Hermeneutical Status: I think this is useful? It’s useful to me and other people seem to think it’s useful to them.
Here’s a joke for you: Suppose you take subclinical manifestations of about six different recognised conditions and disorders and mix them together, what do you get?
Speaking from personal experience, what you get is very annoyed.
I’ve started using the term “nonspecifically neurodivergent” to describe myself recently. Other people have been saying that the term also resonates with them, so I thought it would be useful to write it up in order to make it more broadly available.
What does it mean to be nonspecifically neurodivergent? Well, roughly the feeling I’m trying to capture here is normal people are really weird.
The goal here is not to describe any particular aspect of how our brains work, but instead the shared experience of whether you get to reliably assume other people’s brains work like your own.
Roughly what I wanted is a term that would capture how I feel in the following two conversations patterns:
Neurotypical: *tells amusing story about themselves, a bartender, and a goat*
Me: Hmm. I see, I see. There’s one bit I didn’t understand… could you back up to the thing where you assumed that all of their minds worked exactly like yours and that didn’t stress you out in any way?
NT: Huh? Which bit was that?
Me: Literally all of it.
More or less any neurodivergent person: *describes some aspect of their lived experience that most people would find deeply strange*
Me: Hmm. I do not necessarily share this experience but yes that seems like a sensible model of how brains work. Good. Carry on.
I can describe specific ways in which my brain is weird (Objection: my brain isn’t weird, normal people’s brains are weird! Counter-objection: Unfortunately weird is a consensus term and I’m outvoted), but often the most salient part of my experience not the specifics, but instead the fact it’s weird at all: it works in ways that require a high degree of effort to relate to the experience of people around me, in both directions.
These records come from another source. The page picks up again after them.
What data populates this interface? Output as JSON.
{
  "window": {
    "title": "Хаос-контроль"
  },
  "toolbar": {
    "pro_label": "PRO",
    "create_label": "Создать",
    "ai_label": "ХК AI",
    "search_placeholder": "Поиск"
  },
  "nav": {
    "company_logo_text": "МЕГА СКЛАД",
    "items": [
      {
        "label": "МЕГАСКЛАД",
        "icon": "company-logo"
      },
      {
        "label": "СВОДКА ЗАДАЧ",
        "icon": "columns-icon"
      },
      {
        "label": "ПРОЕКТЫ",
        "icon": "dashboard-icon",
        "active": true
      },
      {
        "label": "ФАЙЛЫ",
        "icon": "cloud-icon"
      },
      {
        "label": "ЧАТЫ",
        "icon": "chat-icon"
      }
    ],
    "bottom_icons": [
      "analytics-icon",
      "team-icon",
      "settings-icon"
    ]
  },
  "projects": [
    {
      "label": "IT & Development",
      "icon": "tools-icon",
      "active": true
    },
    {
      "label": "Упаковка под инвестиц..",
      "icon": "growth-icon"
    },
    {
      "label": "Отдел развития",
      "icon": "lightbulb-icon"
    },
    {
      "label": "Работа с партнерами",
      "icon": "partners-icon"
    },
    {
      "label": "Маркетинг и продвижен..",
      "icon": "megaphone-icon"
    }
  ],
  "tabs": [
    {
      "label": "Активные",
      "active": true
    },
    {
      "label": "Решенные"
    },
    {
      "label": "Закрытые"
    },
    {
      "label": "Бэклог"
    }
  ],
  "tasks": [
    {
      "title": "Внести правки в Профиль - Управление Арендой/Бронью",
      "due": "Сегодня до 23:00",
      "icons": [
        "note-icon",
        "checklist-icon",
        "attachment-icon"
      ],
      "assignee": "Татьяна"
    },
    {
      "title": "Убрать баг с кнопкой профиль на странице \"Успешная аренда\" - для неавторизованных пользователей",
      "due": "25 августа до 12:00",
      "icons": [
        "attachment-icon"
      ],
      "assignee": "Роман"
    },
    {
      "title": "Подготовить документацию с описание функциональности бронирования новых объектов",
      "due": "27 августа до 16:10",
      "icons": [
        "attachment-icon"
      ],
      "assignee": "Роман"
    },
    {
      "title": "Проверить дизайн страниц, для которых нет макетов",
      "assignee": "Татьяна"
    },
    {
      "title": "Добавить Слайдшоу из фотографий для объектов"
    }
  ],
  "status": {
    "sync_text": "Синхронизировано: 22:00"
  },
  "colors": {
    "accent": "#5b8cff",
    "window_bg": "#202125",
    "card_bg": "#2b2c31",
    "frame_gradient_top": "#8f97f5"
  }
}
One of the nice things about realising this as a pattern is that it makes a lot of sense out of who is and isn’t an easy person for me to have conversations with. If the other party does not have this experience then not only do I have to carry the load of translation, the very fact that I am doing that will be counted as a mark against me. If we both know that translation is required, it just becomes part of how we talk to each other and that’s fine.
To some extent this is just an aspect of the experience of neurodivergence, but I think “nonspecifically” adds something to it, which is that I feel much more comfortable self-describing as “nonspecifically neurodivergent” than I do “neurodivergent”. It captures two important aspects for me:
- I do not have, and probably am never going to bother to acquire, anything in the way of a formal diagnosis. It’s possible I don’t even clear any of the thresholds that would be required for such.
- What is important in this particular context is the aggregate effect more than any specific manifestation.
I don’t know if this is a particularly good term to be using, but it’s been helping me, and other people I’ve talked to about it seem to instantly get it and also find it helpful, so until something better comes along I’m probably going to keep using it.